> Data:
────────────────
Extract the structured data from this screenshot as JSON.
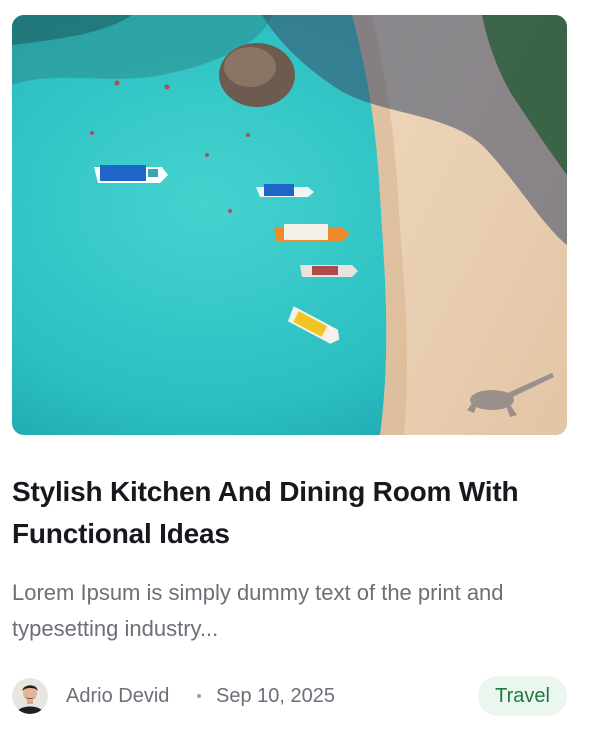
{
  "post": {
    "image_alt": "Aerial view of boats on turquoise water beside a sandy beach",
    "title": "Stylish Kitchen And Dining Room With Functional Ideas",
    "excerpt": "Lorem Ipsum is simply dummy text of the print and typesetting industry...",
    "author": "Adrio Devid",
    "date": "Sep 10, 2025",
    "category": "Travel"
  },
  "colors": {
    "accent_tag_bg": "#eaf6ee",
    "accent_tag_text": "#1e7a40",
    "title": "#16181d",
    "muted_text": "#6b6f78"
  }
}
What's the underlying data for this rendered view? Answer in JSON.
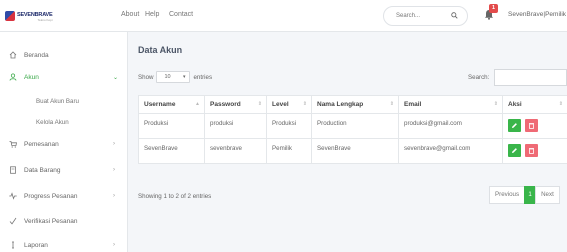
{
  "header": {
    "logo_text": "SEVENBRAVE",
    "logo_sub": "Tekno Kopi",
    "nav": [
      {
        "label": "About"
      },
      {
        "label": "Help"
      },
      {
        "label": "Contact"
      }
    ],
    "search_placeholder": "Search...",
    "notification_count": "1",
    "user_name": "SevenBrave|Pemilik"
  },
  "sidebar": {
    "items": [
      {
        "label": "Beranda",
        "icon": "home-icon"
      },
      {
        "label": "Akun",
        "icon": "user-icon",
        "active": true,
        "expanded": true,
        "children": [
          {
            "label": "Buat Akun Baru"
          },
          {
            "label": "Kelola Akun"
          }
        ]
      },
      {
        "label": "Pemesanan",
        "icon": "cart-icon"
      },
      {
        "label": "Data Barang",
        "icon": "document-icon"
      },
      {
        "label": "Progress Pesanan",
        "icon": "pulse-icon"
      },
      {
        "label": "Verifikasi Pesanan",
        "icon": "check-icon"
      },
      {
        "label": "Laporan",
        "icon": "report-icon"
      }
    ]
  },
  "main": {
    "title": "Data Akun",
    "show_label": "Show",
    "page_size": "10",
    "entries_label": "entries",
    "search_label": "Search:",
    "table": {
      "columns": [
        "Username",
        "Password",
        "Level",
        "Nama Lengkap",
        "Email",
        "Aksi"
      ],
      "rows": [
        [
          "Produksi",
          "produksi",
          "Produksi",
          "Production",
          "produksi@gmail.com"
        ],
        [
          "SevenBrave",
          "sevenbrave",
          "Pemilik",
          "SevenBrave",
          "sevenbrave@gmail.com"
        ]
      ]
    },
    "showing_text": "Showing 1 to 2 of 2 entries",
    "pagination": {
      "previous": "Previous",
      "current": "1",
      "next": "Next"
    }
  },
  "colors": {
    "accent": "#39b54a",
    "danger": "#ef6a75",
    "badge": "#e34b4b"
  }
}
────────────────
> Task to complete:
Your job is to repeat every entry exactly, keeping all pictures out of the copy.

> Result:
Extract the structured data from this screenshot as JSON.
{
  "post": {
    "image_alt": "Aerial view of boats on turquoise water beside a sandy beach",
    "title": "Stylish Kitchen And Dining Room With Functional Ideas",
    "excerpt": "Lorem Ipsum is simply dummy text of the print and typesetting industry...",
    "author": "Adrio Devid",
    "date": "Sep 10, 2025",
    "category": "Travel"
  },
  "colors": {
    "accent_tag_bg": "#eaf6ee",
    "accent_tag_text": "#1e7a40",
    "title": "#16181d",
    "muted_text": "#6b6f78"
  }
}
What's the underlying data for this rendered view? Answer in JSON.
{
  "header": {
    "logo_text": "SEVENBRAVE",
    "logo_sub": "Tekno Kopi",
    "nav": [
      {
        "label": "About"
      },
      {
        "label": "Help"
      },
      {
        "label": "Contact"
      }
    ],
    "search_placeholder": "Search...",
    "notification_count": "1",
    "user_name": "SevenBrave|Pemilik"
  },
  "sidebar": {
    "items": [
      {
        "label": "Beranda",
        "icon": "home-icon"
      },
      {
        "label": "Akun",
        "icon": "user-icon",
        "active": true,
        "expanded": true,
        "children": [
          {
            "label": "Buat Akun Baru"
          },
          {
            "label": "Kelola Akun"
          }
        ]
      },
      {
        "label": "Pemesanan",
        "icon": "cart-icon"
      },
      {
        "label": "Data Barang",
        "icon": "document-icon"
      },
      {
        "label": "Progress Pesanan",
        "icon": "pulse-icon"
      },
      {
        "label": "Verifikasi Pesanan",
        "icon": "check-icon"
      },
      {
        "label": "Laporan",
        "icon": "report-icon"
      }
    ]
  },
  "main": {
    "title": "Data Akun",
    "show_label": "Show",
    "page_size": "10",
    "entries_label": "entries",
    "search_label": "Search:",
    "table": {
      "columns": [
        "Username",
        "Password",
        "Level",
        "Nama Lengkap",
        "Email",
        "Aksi"
      ],
      "rows": [
        [
          "Produksi",
          "produksi",
          "Produksi",
          "Production",
          "produksi@gmail.com"
        ],
        [
          "SevenBrave",
          "sevenbrave",
          "Pemilik",
          "SevenBrave",
          "sevenbrave@gmail.com"
        ]
      ]
    },
    "showing_text": "Showing 1 to 2 of 2 entries",
    "pagination": {
      "previous": "Previous",
      "current": "1",
      "next": "Next"
    }
  },
  "colors": {
    "accent": "#39b54a",
    "danger": "#ef6a75",
    "badge": "#e34b4b"
  }
}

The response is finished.